* **About this task**
State how many lines of the data contain the word "кондиционеров", and write nothing besides the number.

* **Data to process**
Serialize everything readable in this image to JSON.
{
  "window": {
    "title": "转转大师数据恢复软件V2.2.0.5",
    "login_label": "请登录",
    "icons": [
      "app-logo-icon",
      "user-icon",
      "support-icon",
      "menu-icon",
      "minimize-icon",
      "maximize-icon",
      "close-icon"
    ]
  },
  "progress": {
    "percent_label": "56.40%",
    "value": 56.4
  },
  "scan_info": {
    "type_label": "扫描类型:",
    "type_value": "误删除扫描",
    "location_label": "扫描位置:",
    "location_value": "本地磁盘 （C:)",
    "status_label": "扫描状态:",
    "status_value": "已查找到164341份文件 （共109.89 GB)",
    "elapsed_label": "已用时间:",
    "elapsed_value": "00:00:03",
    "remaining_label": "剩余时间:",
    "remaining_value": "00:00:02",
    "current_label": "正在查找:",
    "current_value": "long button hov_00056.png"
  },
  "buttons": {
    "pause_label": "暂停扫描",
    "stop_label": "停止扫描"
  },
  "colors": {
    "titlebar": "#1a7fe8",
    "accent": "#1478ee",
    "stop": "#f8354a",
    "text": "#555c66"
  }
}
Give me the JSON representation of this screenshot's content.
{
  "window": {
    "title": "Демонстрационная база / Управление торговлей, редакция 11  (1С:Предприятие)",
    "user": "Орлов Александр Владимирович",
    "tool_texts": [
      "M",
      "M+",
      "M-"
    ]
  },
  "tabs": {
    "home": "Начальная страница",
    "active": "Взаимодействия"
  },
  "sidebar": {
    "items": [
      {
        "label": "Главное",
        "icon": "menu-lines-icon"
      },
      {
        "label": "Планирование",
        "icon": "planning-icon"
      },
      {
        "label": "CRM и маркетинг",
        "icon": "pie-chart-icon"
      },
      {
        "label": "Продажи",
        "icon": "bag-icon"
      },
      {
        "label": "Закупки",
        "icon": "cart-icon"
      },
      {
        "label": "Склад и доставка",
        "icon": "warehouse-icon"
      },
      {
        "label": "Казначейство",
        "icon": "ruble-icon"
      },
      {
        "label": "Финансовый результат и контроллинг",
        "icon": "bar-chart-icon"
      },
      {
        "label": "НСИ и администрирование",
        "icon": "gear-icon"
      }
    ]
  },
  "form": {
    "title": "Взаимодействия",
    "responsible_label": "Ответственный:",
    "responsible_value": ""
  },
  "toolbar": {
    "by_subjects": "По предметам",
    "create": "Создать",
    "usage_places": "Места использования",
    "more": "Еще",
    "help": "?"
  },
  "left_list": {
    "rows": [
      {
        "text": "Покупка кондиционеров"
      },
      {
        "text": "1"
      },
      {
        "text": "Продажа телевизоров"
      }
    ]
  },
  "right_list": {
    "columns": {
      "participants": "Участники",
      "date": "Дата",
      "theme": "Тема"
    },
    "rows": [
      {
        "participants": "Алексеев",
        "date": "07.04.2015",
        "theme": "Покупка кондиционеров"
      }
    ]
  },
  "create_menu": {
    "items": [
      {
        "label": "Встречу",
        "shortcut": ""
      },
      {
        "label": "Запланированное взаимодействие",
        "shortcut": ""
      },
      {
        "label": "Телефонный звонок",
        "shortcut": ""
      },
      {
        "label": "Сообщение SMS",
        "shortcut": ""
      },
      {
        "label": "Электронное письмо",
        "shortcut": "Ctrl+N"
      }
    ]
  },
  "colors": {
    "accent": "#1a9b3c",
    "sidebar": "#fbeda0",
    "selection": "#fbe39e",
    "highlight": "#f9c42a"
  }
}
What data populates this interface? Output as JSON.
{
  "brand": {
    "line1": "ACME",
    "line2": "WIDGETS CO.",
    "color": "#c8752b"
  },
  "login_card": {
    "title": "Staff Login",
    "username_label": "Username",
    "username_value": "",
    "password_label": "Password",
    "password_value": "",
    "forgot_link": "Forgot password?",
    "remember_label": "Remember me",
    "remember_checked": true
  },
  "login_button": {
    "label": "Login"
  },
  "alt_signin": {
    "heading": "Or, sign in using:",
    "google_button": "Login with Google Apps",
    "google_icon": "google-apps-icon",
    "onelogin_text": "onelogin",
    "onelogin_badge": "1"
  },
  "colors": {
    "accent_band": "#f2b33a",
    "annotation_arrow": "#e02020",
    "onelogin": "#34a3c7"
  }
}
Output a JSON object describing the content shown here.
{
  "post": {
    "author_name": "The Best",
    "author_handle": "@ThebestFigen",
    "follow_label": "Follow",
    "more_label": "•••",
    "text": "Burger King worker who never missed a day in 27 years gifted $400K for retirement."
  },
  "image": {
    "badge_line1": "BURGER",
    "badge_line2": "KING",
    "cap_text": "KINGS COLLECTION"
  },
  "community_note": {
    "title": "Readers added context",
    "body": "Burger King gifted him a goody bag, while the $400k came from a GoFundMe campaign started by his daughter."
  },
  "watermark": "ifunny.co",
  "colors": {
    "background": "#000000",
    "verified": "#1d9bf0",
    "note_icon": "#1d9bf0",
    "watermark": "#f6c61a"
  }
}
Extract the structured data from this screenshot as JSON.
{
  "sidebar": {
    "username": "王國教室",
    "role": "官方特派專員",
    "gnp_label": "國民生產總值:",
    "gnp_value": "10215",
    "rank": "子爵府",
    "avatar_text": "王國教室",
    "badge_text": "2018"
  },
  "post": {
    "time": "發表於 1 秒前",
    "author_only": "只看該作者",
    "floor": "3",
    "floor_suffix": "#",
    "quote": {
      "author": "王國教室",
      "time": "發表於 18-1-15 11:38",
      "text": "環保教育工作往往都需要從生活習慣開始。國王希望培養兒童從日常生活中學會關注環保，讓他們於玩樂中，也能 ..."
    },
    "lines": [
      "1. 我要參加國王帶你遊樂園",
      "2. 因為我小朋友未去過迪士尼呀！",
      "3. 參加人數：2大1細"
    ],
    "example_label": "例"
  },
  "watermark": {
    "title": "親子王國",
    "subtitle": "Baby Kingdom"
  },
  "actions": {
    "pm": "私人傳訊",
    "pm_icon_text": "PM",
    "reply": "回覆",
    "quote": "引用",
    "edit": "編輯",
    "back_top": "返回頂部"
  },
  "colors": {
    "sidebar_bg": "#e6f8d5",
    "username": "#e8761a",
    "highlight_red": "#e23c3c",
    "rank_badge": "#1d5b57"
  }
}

* **Written response**
2